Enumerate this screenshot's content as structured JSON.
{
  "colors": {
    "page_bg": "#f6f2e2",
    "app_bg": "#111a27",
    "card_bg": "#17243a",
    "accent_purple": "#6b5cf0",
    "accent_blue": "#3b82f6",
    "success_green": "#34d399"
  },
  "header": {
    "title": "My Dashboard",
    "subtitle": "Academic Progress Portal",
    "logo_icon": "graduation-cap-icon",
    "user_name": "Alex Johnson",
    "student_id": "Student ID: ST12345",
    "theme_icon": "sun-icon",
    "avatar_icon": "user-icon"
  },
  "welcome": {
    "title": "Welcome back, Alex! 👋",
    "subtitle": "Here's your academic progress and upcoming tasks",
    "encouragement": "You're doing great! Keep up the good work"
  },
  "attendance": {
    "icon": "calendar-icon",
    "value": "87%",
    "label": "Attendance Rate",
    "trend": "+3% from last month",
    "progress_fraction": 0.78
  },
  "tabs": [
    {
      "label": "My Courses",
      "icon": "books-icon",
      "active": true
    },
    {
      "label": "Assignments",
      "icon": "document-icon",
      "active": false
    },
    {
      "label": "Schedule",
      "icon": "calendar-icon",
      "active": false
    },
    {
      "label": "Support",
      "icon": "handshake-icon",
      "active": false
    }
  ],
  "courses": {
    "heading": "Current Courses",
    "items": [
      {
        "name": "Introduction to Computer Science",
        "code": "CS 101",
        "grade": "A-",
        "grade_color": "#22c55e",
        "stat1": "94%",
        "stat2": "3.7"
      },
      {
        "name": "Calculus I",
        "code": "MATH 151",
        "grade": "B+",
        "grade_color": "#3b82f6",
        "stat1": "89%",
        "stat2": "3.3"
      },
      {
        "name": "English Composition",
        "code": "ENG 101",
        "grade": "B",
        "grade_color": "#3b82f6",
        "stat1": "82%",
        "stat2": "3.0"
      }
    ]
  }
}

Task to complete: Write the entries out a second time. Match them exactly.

Answer to the problem:
Enumerate this screenshot's content as structured JSON.
{
  "colors": {
    "page_bg": "#f6f2e2",
    "app_bg": "#111a27",
    "card_bg": "#17243a",
    "accent_purple": "#6b5cf0",
    "accent_blue": "#3b82f6",
    "success_green": "#34d399"
  },
  "header": {
    "title": "My Dashboard",
    "subtitle": "Academic Progress Portal",
    "logo_icon": "graduation-cap-icon",
    "user_name": "Alex Johnson",
    "student_id": "Student ID: ST12345",
    "theme_icon": "sun-icon",
    "avatar_icon": "user-icon"
  },
  "welcome": {
    "title": "Welcome back, Alex! 👋",
    "subtitle": "Here's your academic progress and upcoming tasks",
    "encouragement": "You're doing great! Keep up the good work"
  },
  "attendance": {
    "icon": "calendar-icon",
    "value": "87%",
    "label": "Attendance Rate",
    "trend": "+3% from last month",
    "progress_fraction": 0.78
  },
  "tabs": [
    {
      "label": "My Courses",
      "icon": "books-icon",
      "active": true
    },
    {
      "label": "Assignments",
      "icon": "document-icon",
      "active": false
    },
    {
      "label": "Schedule",
      "icon": "calendar-icon",
      "active": false
    },
    {
      "label": "Support",
      "icon": "handshake-icon",
      "active": false
    }
  ],
  "courses": {
    "heading": "Current Courses",
    "items": [
      {
        "name": "Introduction to Computer Science",
        "code": "CS 101",
        "grade": "A-",
        "grade_color": "#22c55e",
        "stat1": "94%",
        "stat2": "3.7"
      },
      {
        "name": "Calculus I",
        "code": "MATH 151",
        "grade": "B+",
        "grade_color": "#3b82f6",
        "stat1": "89%",
        "stat2": "3.3"
      },
      {
        "name": "English Composition",
        "code": "ENG 101",
        "grade": "B",
        "grade_color": "#3b82f6",
        "stat1": "82%",
        "stat2": "3.0"
      }
    ]
  }
}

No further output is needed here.